The two companies, which enjoy a combined 88% share of the smartphone market, have been playing a constant game of one-upmanship for the last six years.
Each new iPhone and Galaxy edition has fought for technological supremacy, while pioneering some truly wondrous developments. There are worries, though, that Samsung’s fortunes may be flagging after they produced some of their slowest growth figures for years.
Plus, the latest Apple vs. Samsung lawsuit is underway, with Apple demanding action on five patents based around UX (user experience) features.
Samsung are still wounded from the $929.8million bill they were lumbered with from the 2012 lawsuit – and Apple has already made settlements with the likes of HTC.
Apple’s iPhone 5S continues to gobble-up huge market shares, whereas Samsung operate on a slightly more fickle consumer platform: Android. An iPhone user will often remain loyal due to the way Apple’s platforms tie the user in, but an Android user can happily move from a Samsung Galaxy S4, to an Xperia Z2 or an HTC One.
Consumerism is by nature fickle, and Samsung might feel this more keenly than Apple. There’s also the fact that, after the huge boost of mobile technologies post 2007, the big two may be losing some of their heavyweight pull on the market.
Technological developments have slowed down recently and there is now an abundance of phones on the market, such as the Huawei Ascend P6, LG G2, the Google Nexus 5, Xperia Z1 and the impending Lenovo S-Line – and all of these phones can provide first rate super-phone power on bargain contracts.

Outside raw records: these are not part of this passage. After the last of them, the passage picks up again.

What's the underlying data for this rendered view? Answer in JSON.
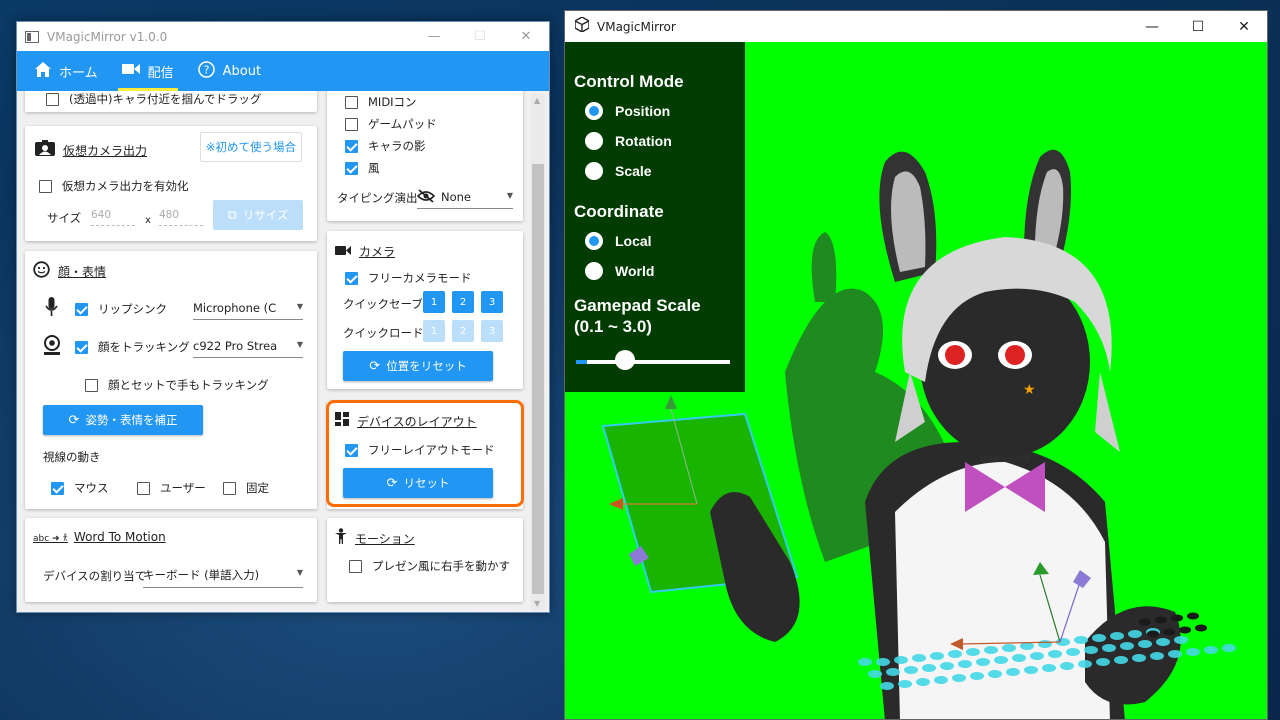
{
  "left_window": {
    "title": "VMagicMirror v1.0.0",
    "controls": [
      "—",
      "☐",
      "✕"
    ],
    "nav": [
      {
        "label": "ホーム",
        "icon": "home-icon",
        "active": false
      },
      {
        "label": "配信",
        "icon": "video-camera-icon",
        "active": true
      },
      {
        "label": "About",
        "icon": "help-icon",
        "active": false
      }
    ]
  },
  "drag_card": {
    "label": "(透過中)キャラ付近を掴んでドラッグ",
    "checked": false
  },
  "virtual_camera": {
    "title": "仮想カメラ出力",
    "help_button": "※初めて使う場合",
    "enable_label": "仮想カメラ出力を有効化",
    "size_label": "サイズ",
    "width": "640",
    "x_label": "x",
    "height": "480",
    "resize_button": "リサイズ"
  },
  "face": {
    "title": "顔・表情",
    "lipsync_label": "リップシンク",
    "mic_value": "Microphone (C",
    "face_track_label": "顔をトラッキング",
    "camera_value": "c922 Pro Strea",
    "hand_track_label": "顔とセットで手もトラッキング",
    "calibrate_button": "姿勢・表情を補正",
    "gaze_label": "視線の動き",
    "gaze_options": [
      "マウス",
      "ユーザー",
      "固定"
    ]
  },
  "word_to_motion": {
    "title": "Word To Motion",
    "assign_label": "デバイスの割り当て",
    "assign_value": "キーボード (単語入力)"
  },
  "devices": {
    "items": [
      {
        "label": "MIDIコン",
        "checked": false
      },
      {
        "label": "ゲームパッド",
        "checked": false
      },
      {
        "label": "キャラの影",
        "checked": true
      },
      {
        "label": "風",
        "checked": true
      }
    ],
    "typing_label": "タイピング演出",
    "typing_value": "None"
  },
  "camera": {
    "title": "カメラ",
    "free_camera_label": "フリーカメラモード",
    "quick_save_label": "クイックセーブ",
    "quick_load_label": "クイックロード",
    "slots": [
      "1",
      "2",
      "3"
    ],
    "reset_button": "位置をリセット"
  },
  "device_layout": {
    "title": "デバイスのレイアウト",
    "free_layout_label": "フリーレイアウトモード",
    "reset_button": "リセット"
  },
  "motion": {
    "title": "モーション",
    "presentation_label": "プレゼン風に右手を動かす"
  },
  "right_window": {
    "title": "VMagicMirror",
    "controls": [
      "—",
      "☐",
      "✕"
    ],
    "background_color": "#00ff00"
  },
  "gizmo_panel": {
    "control_mode_title": "Control Mode",
    "control_modes": [
      "Position",
      "Rotation",
      "Scale"
    ],
    "coordinate_title": "Coordinate",
    "coordinates": [
      "Local",
      "World"
    ],
    "gamepad_scale_title": "Gamepad Scale",
    "gamepad_scale_range": "(0.1 ~ 3.0)",
    "gamepad_scale_value": 0.3
  }
}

Samsung and Apple certainly blazed a trail for the rest to follow, but perhaps the market is now settling back towards a centre point where mid-range phones will become hugely competitive again. With that said, there’ll always be a market for high-end super-phones, and the Galaxy S5 might propel Samsung back into the stratosphere.

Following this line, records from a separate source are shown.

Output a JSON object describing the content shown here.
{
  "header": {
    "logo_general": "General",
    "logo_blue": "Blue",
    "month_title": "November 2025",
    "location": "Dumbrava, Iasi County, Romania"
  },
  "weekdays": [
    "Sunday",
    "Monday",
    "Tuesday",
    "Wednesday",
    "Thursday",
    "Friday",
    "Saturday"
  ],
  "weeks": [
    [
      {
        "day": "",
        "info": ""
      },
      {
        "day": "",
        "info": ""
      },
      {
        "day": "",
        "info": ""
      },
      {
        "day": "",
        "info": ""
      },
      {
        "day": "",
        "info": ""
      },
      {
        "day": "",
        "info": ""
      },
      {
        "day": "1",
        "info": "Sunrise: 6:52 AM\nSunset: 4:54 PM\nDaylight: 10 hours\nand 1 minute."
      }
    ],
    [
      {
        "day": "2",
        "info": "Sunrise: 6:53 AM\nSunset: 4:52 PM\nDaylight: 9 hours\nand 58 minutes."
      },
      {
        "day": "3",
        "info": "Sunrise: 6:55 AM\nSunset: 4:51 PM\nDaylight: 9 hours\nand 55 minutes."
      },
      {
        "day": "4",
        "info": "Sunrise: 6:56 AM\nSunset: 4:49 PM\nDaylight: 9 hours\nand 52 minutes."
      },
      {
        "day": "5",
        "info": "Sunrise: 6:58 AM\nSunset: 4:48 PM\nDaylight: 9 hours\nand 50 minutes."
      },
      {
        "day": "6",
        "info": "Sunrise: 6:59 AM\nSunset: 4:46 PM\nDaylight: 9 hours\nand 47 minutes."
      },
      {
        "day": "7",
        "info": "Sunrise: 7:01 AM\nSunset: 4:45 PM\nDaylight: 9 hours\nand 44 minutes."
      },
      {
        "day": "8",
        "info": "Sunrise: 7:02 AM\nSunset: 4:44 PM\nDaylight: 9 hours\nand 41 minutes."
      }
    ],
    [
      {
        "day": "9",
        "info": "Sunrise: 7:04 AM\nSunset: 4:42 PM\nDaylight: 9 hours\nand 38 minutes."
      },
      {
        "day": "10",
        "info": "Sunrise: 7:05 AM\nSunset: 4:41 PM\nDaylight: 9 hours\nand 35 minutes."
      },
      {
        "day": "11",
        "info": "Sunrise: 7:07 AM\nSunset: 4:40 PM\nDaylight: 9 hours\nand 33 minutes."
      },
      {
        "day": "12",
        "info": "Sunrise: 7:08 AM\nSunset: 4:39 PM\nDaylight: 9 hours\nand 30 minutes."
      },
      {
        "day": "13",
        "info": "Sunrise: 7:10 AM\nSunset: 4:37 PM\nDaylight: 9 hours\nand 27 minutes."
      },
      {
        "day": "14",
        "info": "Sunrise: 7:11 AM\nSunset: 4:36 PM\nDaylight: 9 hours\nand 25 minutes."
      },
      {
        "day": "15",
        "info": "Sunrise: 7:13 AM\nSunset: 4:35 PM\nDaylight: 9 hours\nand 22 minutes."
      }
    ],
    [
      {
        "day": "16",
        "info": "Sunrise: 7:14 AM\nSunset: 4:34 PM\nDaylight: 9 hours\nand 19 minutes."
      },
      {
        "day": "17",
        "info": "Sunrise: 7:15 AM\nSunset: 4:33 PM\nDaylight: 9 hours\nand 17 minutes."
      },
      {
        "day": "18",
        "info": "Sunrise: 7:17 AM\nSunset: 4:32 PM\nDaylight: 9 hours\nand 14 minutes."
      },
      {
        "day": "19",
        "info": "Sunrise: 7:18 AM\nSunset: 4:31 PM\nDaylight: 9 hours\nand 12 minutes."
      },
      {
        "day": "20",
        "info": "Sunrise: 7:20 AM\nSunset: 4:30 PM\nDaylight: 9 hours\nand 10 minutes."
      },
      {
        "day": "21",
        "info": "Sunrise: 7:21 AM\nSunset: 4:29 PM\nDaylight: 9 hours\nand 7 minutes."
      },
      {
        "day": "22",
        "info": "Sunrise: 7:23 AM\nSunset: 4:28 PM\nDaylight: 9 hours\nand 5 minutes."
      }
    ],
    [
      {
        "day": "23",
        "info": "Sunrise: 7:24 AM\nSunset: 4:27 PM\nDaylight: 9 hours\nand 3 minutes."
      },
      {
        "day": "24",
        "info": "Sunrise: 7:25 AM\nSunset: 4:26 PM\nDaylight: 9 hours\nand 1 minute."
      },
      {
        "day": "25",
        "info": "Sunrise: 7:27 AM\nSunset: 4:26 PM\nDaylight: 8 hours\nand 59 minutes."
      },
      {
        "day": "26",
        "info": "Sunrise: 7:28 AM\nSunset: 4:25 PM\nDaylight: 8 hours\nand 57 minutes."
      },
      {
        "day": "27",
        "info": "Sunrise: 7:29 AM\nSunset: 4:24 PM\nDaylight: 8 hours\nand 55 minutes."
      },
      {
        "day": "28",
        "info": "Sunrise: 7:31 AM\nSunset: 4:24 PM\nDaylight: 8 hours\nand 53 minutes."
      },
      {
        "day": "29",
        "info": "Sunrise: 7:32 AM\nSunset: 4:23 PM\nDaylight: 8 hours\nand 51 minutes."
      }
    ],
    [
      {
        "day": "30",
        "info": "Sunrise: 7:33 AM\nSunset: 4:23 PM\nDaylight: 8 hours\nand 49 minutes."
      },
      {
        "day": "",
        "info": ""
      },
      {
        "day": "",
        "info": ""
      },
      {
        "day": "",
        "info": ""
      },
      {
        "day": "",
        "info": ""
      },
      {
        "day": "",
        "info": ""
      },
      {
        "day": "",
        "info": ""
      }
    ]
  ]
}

The new S5 has a fingerprint scanner which may actually be more functional than Apple’s iTouch scanner, which is limited to Apple platforms such as iTunes and the App Store.
Samsung have also made allegiances with the likes of PayPal, and will allow access to third party developers – leadimng users to making biometric payments at shops across the world. And they haven’t stopped there – Samsung are also teaming up with Phones4U, and have plans to open up flagship stores across the country. A necessary step in giving the Samsung brand a high-street presence like the Apple Store.

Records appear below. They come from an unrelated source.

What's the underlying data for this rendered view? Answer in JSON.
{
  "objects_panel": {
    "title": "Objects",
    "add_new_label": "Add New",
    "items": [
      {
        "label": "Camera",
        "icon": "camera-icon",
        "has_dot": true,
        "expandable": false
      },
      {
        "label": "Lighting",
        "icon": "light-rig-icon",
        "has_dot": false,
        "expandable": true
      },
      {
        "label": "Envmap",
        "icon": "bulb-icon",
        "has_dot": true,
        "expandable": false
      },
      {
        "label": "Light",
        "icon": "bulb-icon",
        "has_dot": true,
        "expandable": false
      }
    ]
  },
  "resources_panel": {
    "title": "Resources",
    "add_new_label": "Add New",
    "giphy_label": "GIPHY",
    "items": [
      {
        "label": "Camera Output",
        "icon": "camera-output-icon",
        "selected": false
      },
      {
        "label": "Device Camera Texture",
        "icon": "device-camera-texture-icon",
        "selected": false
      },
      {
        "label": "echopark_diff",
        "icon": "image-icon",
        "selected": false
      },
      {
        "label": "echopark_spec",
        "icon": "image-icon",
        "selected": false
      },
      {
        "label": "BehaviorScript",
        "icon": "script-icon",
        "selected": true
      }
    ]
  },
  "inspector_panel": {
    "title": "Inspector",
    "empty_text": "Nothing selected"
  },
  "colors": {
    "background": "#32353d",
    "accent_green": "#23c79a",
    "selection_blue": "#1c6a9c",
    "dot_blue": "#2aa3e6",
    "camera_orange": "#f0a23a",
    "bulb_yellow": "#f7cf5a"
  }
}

So, rather than looking at doomsday scenarios for Samsung, we could be on the cusp of a glittering new era. Their new Galaxy S5 phone has its marketing heart in personal fitness and fingerprint technology, and this, paired with its sharp screen, ‘air gestures’, 16MP camera and wireless charging, could prove it to be a winner.
Image credit: Getty